**The task:** Select every line below containing the word "organizer".

Entries from a dataset of interfaces:
= = =

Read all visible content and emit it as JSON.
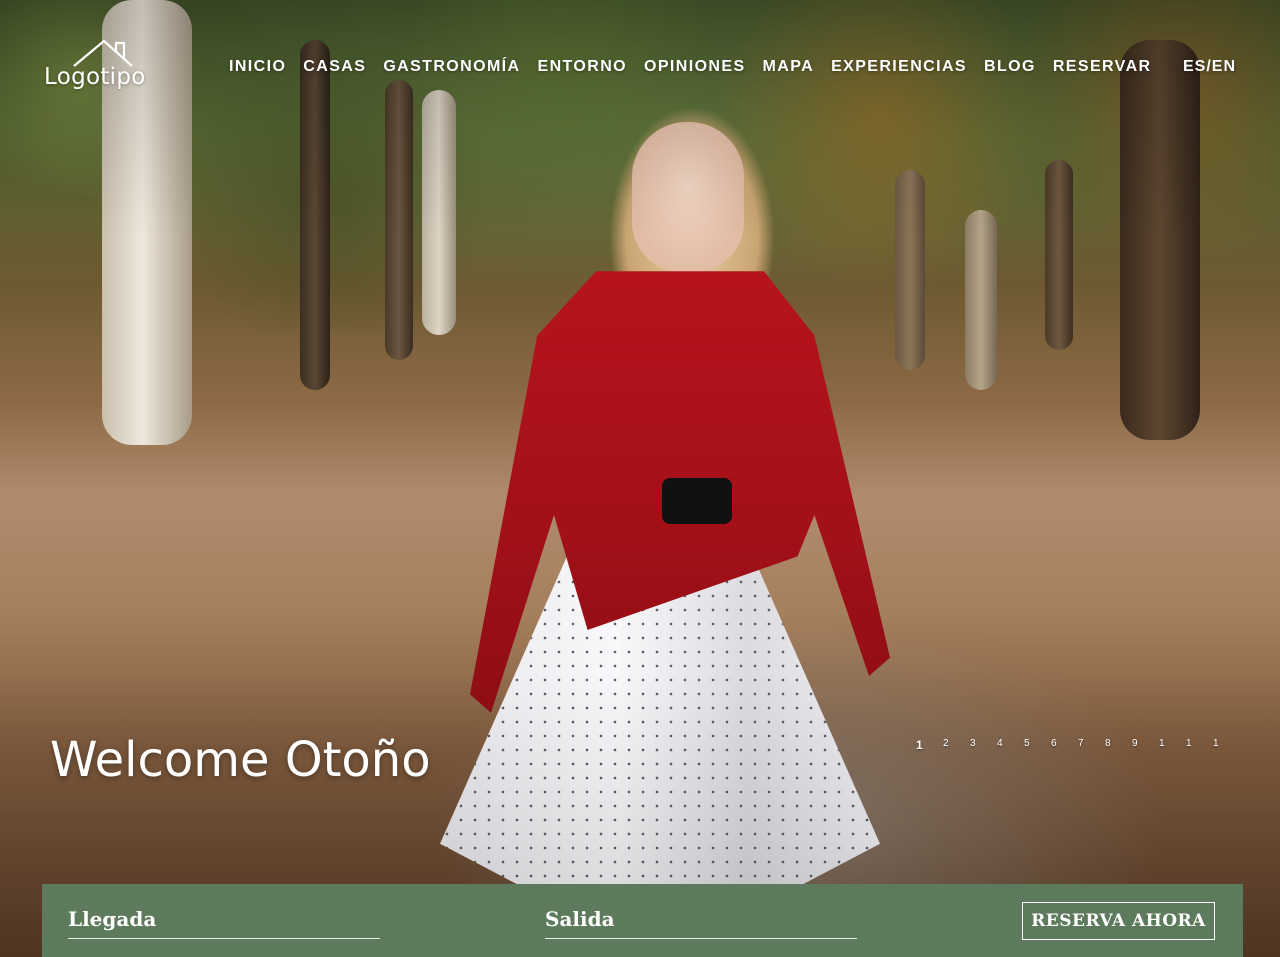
{
  "logo": {
    "text": "Logotipo",
    "icon": "house-roof-icon"
  },
  "nav": {
    "items": [
      "INICIO",
      "CASAS",
      "GASTRONOMÍA",
      "ENTORNO",
      "OPINIONES",
      "MAPA",
      "EXPERIENCIAS",
      "BLOG",
      "RESERVAR"
    ]
  },
  "lang": {
    "label": "ES/EN"
  },
  "hero": {
    "title": "Welcome Otoño",
    "slides": [
      "1",
      "2",
      "3",
      "4",
      "5",
      "6",
      "7",
      "8",
      "9",
      "1",
      "1",
      "1"
    ],
    "active_slide": 0
  },
  "booking": {
    "arrival_placeholder": "Llegada",
    "departure_placeholder": "Salida",
    "button_label": "RESERVA AHORA",
    "bar_color": "#5e7a5d"
  }
}
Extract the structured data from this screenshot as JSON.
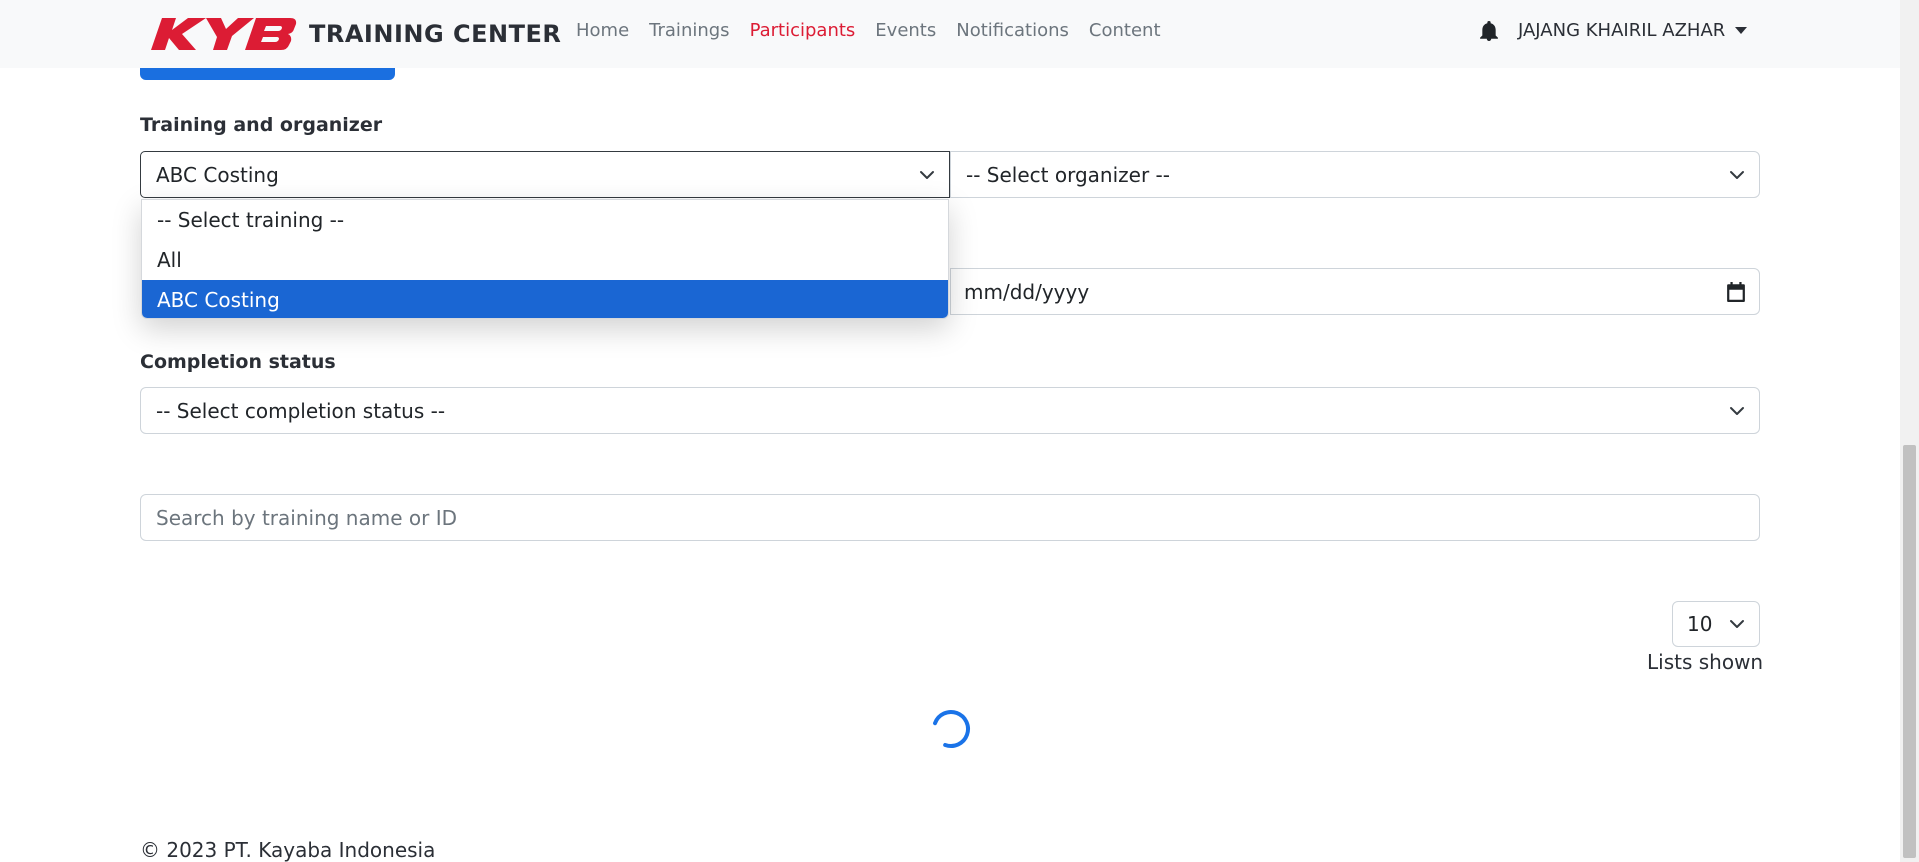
{
  "navbar": {
    "brand_logo": "KYB",
    "brand_text": "TRAINING CENTER",
    "links": [
      "Home",
      "Trainings",
      "Participants",
      "Events",
      "Notifications",
      "Content"
    ],
    "active_link": "Participants",
    "user_name": "JAJANG KHAIRIL AZHAR"
  },
  "filters": {
    "training_label": "Training and organizer",
    "training_value": "ABC Costing",
    "organizer_value": "-- Select organizer --",
    "training_options": [
      "-- Select training --",
      "All",
      "ABC Costing"
    ],
    "selected_option": "ABC Costing",
    "date_placeholder": "mm/dd/yyyy",
    "completion_label": "Completion status",
    "completion_value": "-- Select completion status --",
    "search_placeholder": "Search by training name or ID"
  },
  "pagination": {
    "per_page": "10",
    "lists_shown_label": "Lists shown"
  },
  "footer": {
    "copyright": "© 2023 PT. Kayaba Indonesia"
  },
  "colors": {
    "brand_red": "#dc1c34",
    "primary_blue": "#1a66d3",
    "spinner_blue": "#1a73e8"
  }
}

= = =

**Result for this exercise:**
    "training_label": "Training and organizer",
    "organizer_value": "-- Select organizer --",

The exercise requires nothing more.